As Oregon’s 2019 legislative session drew to a close, the legislature added new requirements for employers related to noncompetition agreements, notice to employees of impending federal authorization to work inspections, and penalties for an employer’s failure to register with Oregon’s employee retirement program, which is known as “OregonSaves.”

Noncompetition Agreements – House Bill 2992

House Bill 2992 adds a new provision to Oregon’s noncompetition statute (ORS 653.295). ORS 653.295 currently provides that a noncompetition agreement between employer and employee is voidable and may not be enforced unless all four of the following requirements are met:

  1. the employee is informed in writing of the noncompetition agreement at least two weeks before the first day of employment or upon a subsequent bona fide advancement of employment;
  2. the employee is exempt from overtime requirements;
  3. the employer has a protectable interest, such as a trade secret or confidential information; and
  4. the employee’s annual gross salary and commissions exceeds the median family income for a four-person family.

The amendment adds a new requirement that “[w]ithin 30 days after the date of the termination of the employee’s employment, the employer provide[] a signed, written copy of the terms of the noncompetition agreement to the employee.” The amendment becomes effective on January 1, 2020, and applies only to noncompetition agreements executed on or after the effective date.

Employers should update their procedures to include providing separated employees with a copy of the noncompetition agreement within 30 days of the employee’s separation, perhaps along with the employee’s final paycheck.

Federal Immigration Inspections Notice – Senate Bill 370

Effective June 6, 2019, employers must give employees notice when a federal agency compels the employer to provide access to records and other documentation used by the employer to verify the identity and employment eligibility of employees.

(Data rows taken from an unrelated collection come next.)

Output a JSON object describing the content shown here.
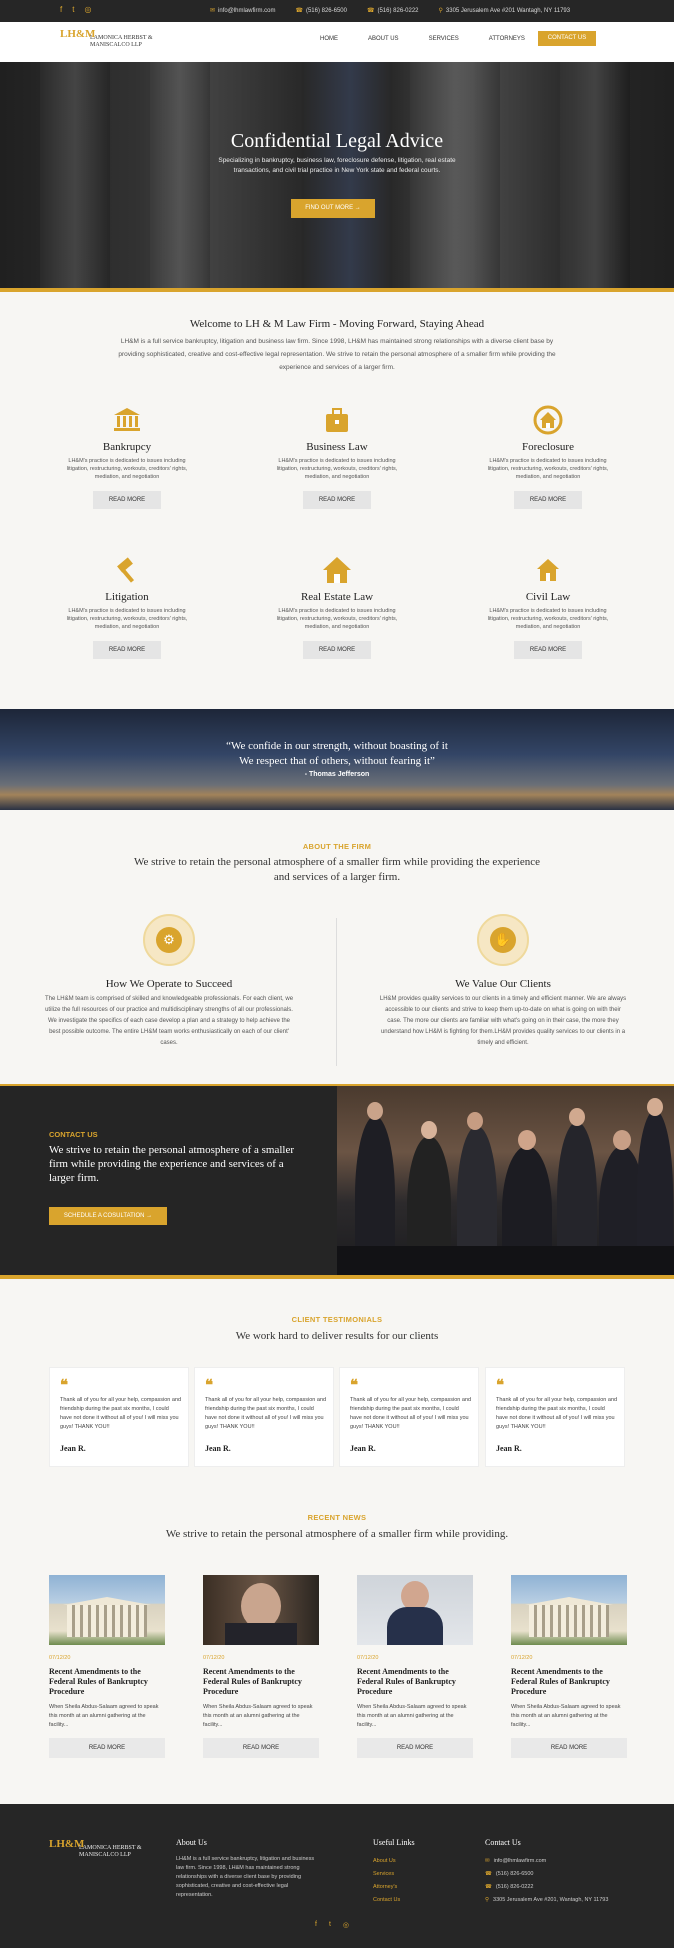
{
  "topbar": {
    "social": [
      "f",
      "t",
      "◎"
    ],
    "email": "info@lhmlawfirm.com",
    "phone1": "(516) 826-6500",
    "phone2": "(516) 826-0222",
    "address": "3305 Jerusalem Ave #201 Wantagh, NY 11793"
  },
  "header": {
    "logo_mark": "LH&M",
    "logo_name": "LAMONICA HERBST & MANISCALCO LLP",
    "nav": [
      "HOME",
      "ABOUT US",
      "SERVICES",
      "ATTORNEYS"
    ],
    "cta": "CONTACT US"
  },
  "hero": {
    "title": "Confidential Legal Advice",
    "text": "Specializing in bankruptcy, business law, foreclosure defense, litigation, real estate transactions, and civil trial practice in New York state and federal courts.",
    "button": "FIND OUT MORE →"
  },
  "welcome": {
    "title": "Welcome to LH & M Law Firm - Moving Forward, Staying Ahead",
    "text": "LH&M is a full service bankruptcy, litigation and business law firm. Since 1998, LH&M has maintained strong relationships with a diverse client base by providing sophisticated, creative and cost-effective legal representation. We strive to retain the personal atmosphere of a smaller firm while providing the experience and services of a larger firm."
  },
  "services": [
    {
      "title": "Bankrupcy",
      "icon": "bank-icon",
      "glyph": "🏛",
      "text": "LH&M's practice is dedicated to issues including litigation, restructuring, workouts, creditors' rights, mediation, and negotiation",
      "button": "READ MORE"
    },
    {
      "title": "Business Law",
      "icon": "briefcase-icon",
      "glyph": "💼",
      "text": "LH&M's practice is dedicated to issues including litigation, restructuring, workouts, creditors' rights, mediation, and negotiation",
      "button": "READ MORE"
    },
    {
      "title": "Foreclosure",
      "icon": "house-circle-icon",
      "glyph": "⌂",
      "text": "LH&M's practice is dedicated to issues including litigation, restructuring, workouts, creditors' rights, mediation, and negotiation",
      "button": "READ MORE"
    },
    {
      "title": "Litigation",
      "icon": "gavel-icon",
      "glyph": "⚖",
      "text": "LH&M's practice is dedicated to issues including litigation, restructuring, workouts, creditors' rights, mediation, and negotiation",
      "button": "READ MORE"
    },
    {
      "title": "Real Estate Law",
      "icon": "home-icon",
      "glyph": "⌂",
      "text": "LH&M's practice is dedicated to issues including litigation, restructuring, workouts, creditors' rights, mediation, and negotiation",
      "button": "READ MORE"
    },
    {
      "title": "Civil Law",
      "icon": "house-icon",
      "glyph": "⌂",
      "text": "LH&M's practice is dedicated to issues including litigation, restructuring, workouts, creditors' rights, mediation, and negotiation",
      "button": "READ MORE"
    }
  ],
  "quote": {
    "line1": "“We confide in our strength, without boasting of it",
    "line2": "We respect that of others, without fearing it”",
    "author": "- Thomas Jefferson"
  },
  "about": {
    "eyebrow": "ABOUT THE FIRM",
    "headline": "We strive to retain the personal atmosphere of a smaller firm while providing the experience and services of a larger firm.",
    "left": {
      "title": "How We Operate to Succeed",
      "text": "The LH&M team is comprised of skilled and knowledgeable professionals. For each client, we utilize the full resources of our practice and multidisciplinary strengths of all our professionals. We investigate the specifics of each case develop a plan and a strategy to help achieve the best possible outcome. The entire LH&M team works enthusiastically on each of our client' cases."
    },
    "right": {
      "title": "We Value Our Clients",
      "text": "LH&M provides quality services to our clients in a timely and efficient manner. We are always accessible to our clients and strive to keep them up-to-date on what is going on with their case. The more our clients are familiar with what's going on in their case, the more they understand how LH&M is fighting for them.LH&M provides quality services to our clients in a timely and efficient."
    }
  },
  "contact": {
    "eyebrow": "CONTACT US",
    "text": "We strive to retain the personal atmosphere of a smaller firm while providing the experience and services of a larger firm.",
    "button": "SCHEDULE A COSULTATION →"
  },
  "testimonials": {
    "eyebrow": "CLIENT TESTIMONIALS",
    "headline": "We work hard to deliver results for our clients",
    "items": [
      {
        "text": "Thank all of you for all your help, compassion and friendship during the past six months, I could have not done it without all of you! I will miss you guys! THANK YOU!!",
        "name": "Jean R."
      },
      {
        "text": "Thank all of you for all your help, compassion and friendship during the past six months, I could have not done it without all of you! I will miss you guys! THANK YOU!!",
        "name": "Jean R."
      },
      {
        "text": "Thank all of you for all your help, compassion and friendship during the past six months, I could have not done it without all of you! I will miss you guys! THANK YOU!!",
        "name": "Jean R."
      },
      {
        "text": "Thank all of you for all your help, compassion and friendship during the past six months, I could have not done it without all of you! I will miss you guys! THANK YOU!!",
        "name": "Jean R."
      }
    ]
  },
  "news": {
    "eyebrow": "RECENT NEWS",
    "headline": "We strive to retain the personal atmosphere of a smaller firm while providing.",
    "items": [
      {
        "date": "07/12/20",
        "title": "Recent Amendments to the Federal Rules of Bankruptcy Procedure",
        "text": "When Sheila Abdus-Salaam agreed to speak this month at an alumni gathering at the facility...",
        "button": "READ MORE"
      },
      {
        "date": "07/12/20",
        "title": "Recent Amendments to the Federal Rules of Bankruptcy Procedure",
        "text": "When Sheila Abdus-Salaam agreed to speak this month at an alumni gathering at the facility...",
        "button": "READ MORE"
      },
      {
        "date": "07/12/20",
        "title": "Recent Amendments to the Federal Rules of Bankruptcy Procedure",
        "text": "When Sheila Abdus-Salaam agreed to speak this month at an alumni gathering at the facility...",
        "button": "READ MORE"
      },
      {
        "date": "07/12/20",
        "title": "Recent Amendments to the Federal Rules of Bankruptcy Procedure",
        "text": "When Sheila Abdus-Salaam agreed to speak this month at an alumni gathering at the facility...",
        "button": "READ MORE"
      }
    ]
  },
  "footer": {
    "about_title": "About Us",
    "about_text": "LH&M is a full service bankruptcy, litigation and business law firm. Since 1998, LH&M has maintained strong relationships with a diverse client base by providing sophisticated, creative and cost-effective legal representation.",
    "links_title": "Useful Links",
    "links": [
      "About Us",
      "Services",
      "Attorney's",
      "Contact Us"
    ],
    "contact_title": "Contact Us",
    "email": "info@lhmlawfirm.com",
    "phone1": "(516) 826-6500",
    "phone2": "(516) 826-0222",
    "address": "3305 Jerusalem Ave #201, Wantagh, NY 11793",
    "social": [
      "f",
      "t",
      "◎"
    ]
  },
  "colors": {
    "accent": "#d9a42d",
    "dark": "#262626",
    "light": "#f7f6f3"
  }
}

For most employers, the document at issue will be Form I-9 from the U.S. Citizenship and Immigration Services. Employers must provide notice to employees within three business days after receiving a notice of inspection from a federal agency. The notice must be posted or individually distributed in English, or the employee’s preferred language, and include a copy of the federal agency’s notice, the date of the inspection, the extent of the inspection, and the telephone number of a hotline prescribed by the Bureau of Labor and Industries (“BOLI”).

OregonSaves Requirements – Senate Bill 164 Under the Oregon Retirement Savings Plan (the “Plan”), the State of Oregon operates OregonSaves, which aims to help employees save for retirement. Since 2018, certain employers have been required to register with OregonSaves on a rolling basis, depending on the number of employees and if the employer does not otherwise offer an employer-sponsored retirement plan, such as a 401(k) plan. Under Senate Bill 164, an employer’s failure to comply with the Plan’s requirements is an unlawful practice, and employees may file a complaint with BOLI for violations. BOLI has the power to investigate complaints and assess penalties against an employer of up to $100 for each employee who is eligible to participate in the Plan. The penalty amount may not exceed an aggregate amount of $5,000 in a calendar year. Senate Bill 164 becomes effective on January 1, 2020.

Employers that do not offer an employer-sponsored retirement plan should check with OregonSaves to determine whether they are required to register with OregonSaves in order to avoid potential penalties.